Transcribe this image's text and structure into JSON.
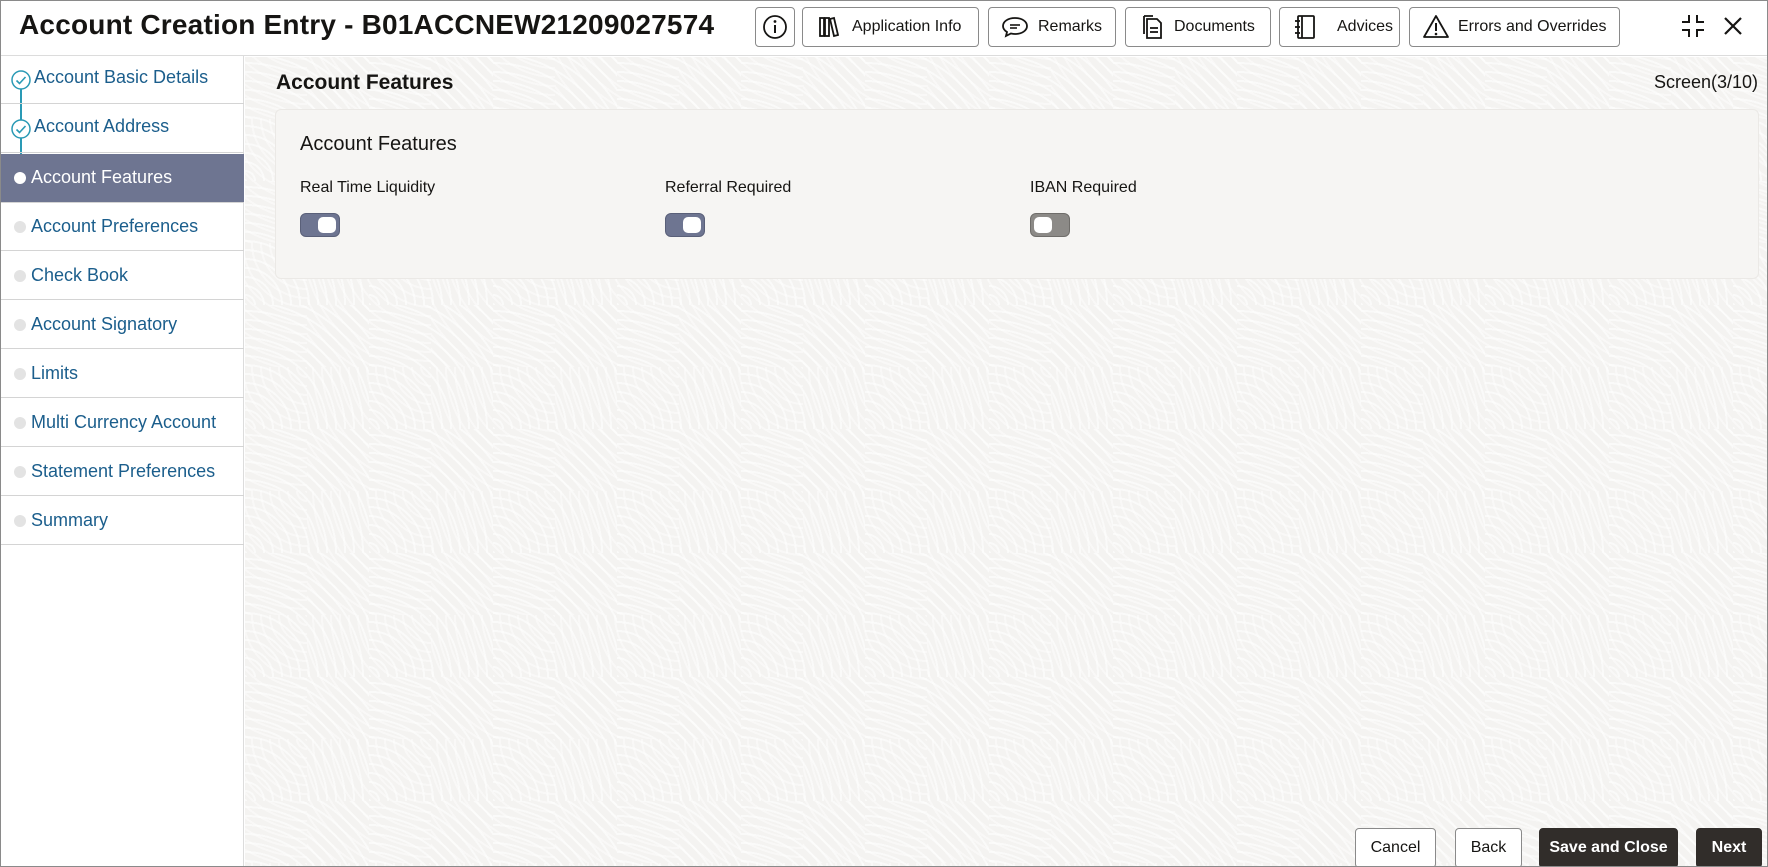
{
  "header": {
    "title": "Account Creation Entry - B01ACCNEW21209027574",
    "buttons": {
      "application_info": "Application Info",
      "remarks": "Remarks",
      "documents": "Documents",
      "advices": "Advices",
      "errors_overrides": "Errors and Overrides"
    },
    "icons": [
      "info-icon",
      "book-icon",
      "chat-icon",
      "documents-icon",
      "notebook-icon",
      "warning-icon",
      "collapse-icon",
      "close-icon"
    ]
  },
  "sidebar": {
    "steps": [
      {
        "label": "Account Basic Details",
        "state": "done"
      },
      {
        "label": "Account Address",
        "state": "done"
      },
      {
        "label": "Account Features",
        "state": "active"
      },
      {
        "label": "Account Preferences",
        "state": "pending"
      },
      {
        "label": "Check Book",
        "state": "pending"
      },
      {
        "label": "Account Signatory",
        "state": "pending"
      },
      {
        "label": "Limits",
        "state": "pending"
      },
      {
        "label": "Multi Currency Account",
        "state": "pending"
      },
      {
        "label": "Statement Preferences",
        "state": "pending"
      },
      {
        "label": "Summary",
        "state": "pending"
      }
    ]
  },
  "main": {
    "section_title": "Account Features",
    "screen_counter": "Screen(3/10)",
    "panel": {
      "title": "Account Features",
      "fields": [
        {
          "label": "Real Time Liquidity",
          "value": true
        },
        {
          "label": "Referral Required",
          "value": true
        },
        {
          "label": "IBAN Required",
          "value": false
        }
      ]
    }
  },
  "footer": {
    "cancel": "Cancel",
    "back": "Back",
    "save_close": "Save and Close",
    "next": "Next"
  },
  "colors": {
    "active_step_bg": "#6e7591",
    "link_text": "#1b5e8c",
    "progress_line": "#2a9ab5",
    "primary_button": "#312d2a",
    "toggle_on": "#6e7591",
    "toggle_off": "#8c8a87"
  }
}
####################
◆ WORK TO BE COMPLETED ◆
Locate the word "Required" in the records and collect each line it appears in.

◆ ANSWER SECTION ◆
          "label": "Referral Required",
          "label": "IBAN Required",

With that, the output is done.